The Gamification of the Auto Industry
One of the issues that is often raised among people who work in the auto industry is that young people are not as interested in cars as they once were—or as interested in cars as those who are talking about the present disinterest were when they were young.
As more than one person has put it, “Back in the day cruising drive-ins was the way to connect with friends; now it is a matter of touching a few virtual keys on the face of an iPhone.” When you hear designers and engineers saying something along these lines, you also see the wince in their faces.
One of the ways that car makers are trying to connect is through getting their cars into video games. Young people may not want to deal with the hassle of a physical car, but there is nothing like throwing a digital version around on tracks and streets that they will never see with little downside except, perhaps, a bruised ego.

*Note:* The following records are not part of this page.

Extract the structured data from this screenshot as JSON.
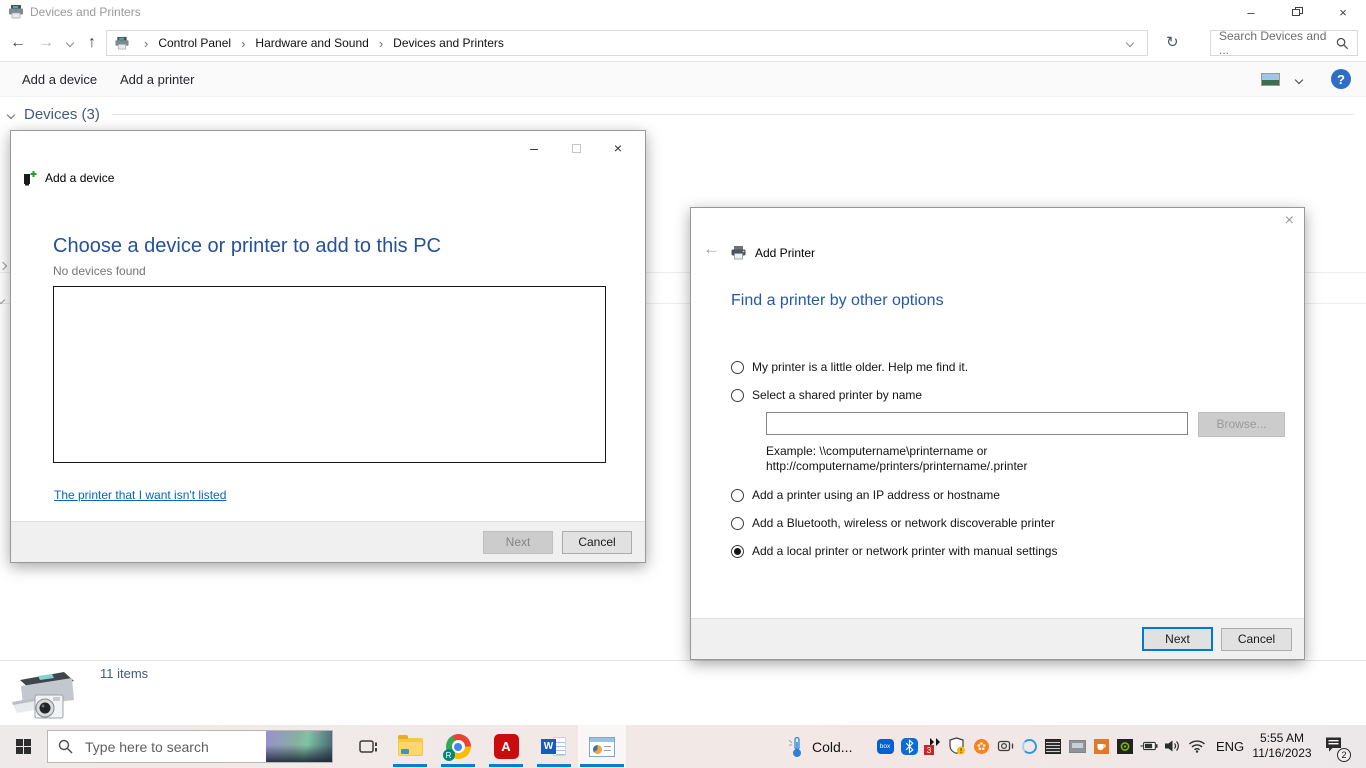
{
  "titlebar": {
    "title": "Devices and Printers"
  },
  "navbar": {
    "breadcrumb": [
      "Control Panel",
      "Hardware and Sound",
      "Devices and Printers"
    ],
    "search_placeholder": "Search Devices and ..."
  },
  "toolbar": {
    "add_device": "Add a device",
    "add_printer": "Add a printer"
  },
  "content": {
    "devices_header": "Devices (3)",
    "items_count": "11 items"
  },
  "add_device_dialog": {
    "title": "Add a device",
    "heading": "Choose a device or printer to add to this PC",
    "status": "No devices found",
    "link": "The printer that I want isn't listed",
    "next_label": "Next",
    "cancel_label": "Cancel"
  },
  "add_printer_dialog": {
    "title": "Add Printer",
    "heading": "Find a printer by other options",
    "options": [
      {
        "label": "My printer is a little older. Help me find it.",
        "selected": false
      },
      {
        "label": "Select a shared printer by name",
        "selected": false
      },
      {
        "label": "Add a printer using an IP address or hostname",
        "selected": false
      },
      {
        "label": "Add a Bluetooth, wireless or network discoverable printer",
        "selected": false
      },
      {
        "label": "Add a local printer or network printer with manual settings",
        "selected": true
      }
    ],
    "shared_name_value": "",
    "browse_label": "Browse...",
    "example_line1": "Example: \\\\computername\\printername or",
    "example_line2": "http://computername/printers/printername/.printer",
    "next_label": "Next",
    "cancel_label": "Cancel"
  },
  "taskbar": {
    "search_placeholder": "Type here to search",
    "weather": "Cold...",
    "language": "ENG",
    "time": "5:55 AM",
    "date": "11/16/2023",
    "notification_count": "2"
  },
  "icons": {
    "minimize": "–",
    "close": "×",
    "back": "←",
    "forward": "→",
    "up": "↑",
    "refresh": "↻",
    "breadcrumb_sep": "›",
    "help": "?",
    "box_label": "box",
    "update_badge": "3",
    "chrome_badge": "R",
    "acrobat_glyph": "A",
    "word_glyph": "W"
  }
}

PlayStation is celebrating the 15th anniversary of Gran Turismo. As part of its festivities, it asked car makers to provide a look at the future of automotive design.
One of the cars that changed the face of racing was the Chaparral, which roared out of Texas in the 1960s. Chaparral Cars worked with Chevrolet Research and Development to develop awesome cars like the Chaparral 2E, which appeared in 1966.
It could be argued that racing is gaming in the real world.
Anyway, GM’s Advanced Design Studio, with input from Jim Hall, one of the cofounders of Chaparral Cars (back in 1962), designed the Chevrolet Chaparral 2X VGT concept that will be revealed next Wednesday at the Los Angeles Auto Show.
The Chevrolet Chaparral 2X VGT concept is under that cover. It will be revealed November 19
Ed Welburn, head of GM Global Design, said of the Chevrolet Chaparral 2X VGT concept, “It will serve as an example of what our designers are capable of when they are cut loose, no holds barred.”
He described it as “A fantasy car in every sense of the word.”
And it will be part of an online update for Gran Turismo 6.
What’s interesting about this is the fact that concept cars of the “no holds barred” variety are becoming few and far between. Most “concepts” at shows are just a bit this side of near-production designs.
But it is just as well that Sony contacted OEMs like GM and asked for something that would show what the future of cars—at least of a racing variety—might look like.
Designing lighter, stronger and more cost-effective automotive products provides a solid competitive edge to the companies that produce them. Here’s why some are switching their materials from steel to magnesium. (Sponsored Content)
A young(ish) guy that I’ve known for a number of years, a man who spent the better part of his career writing for auto buff books and who is a car racer on the side, mentioned to me that his wife has a used Lexus ES Hybrid.
Systems engineering in increasingly being recognized as a valuable approach to vehicle development - both in design and production. Siemens posits that PLM is the right software system for systems engineering.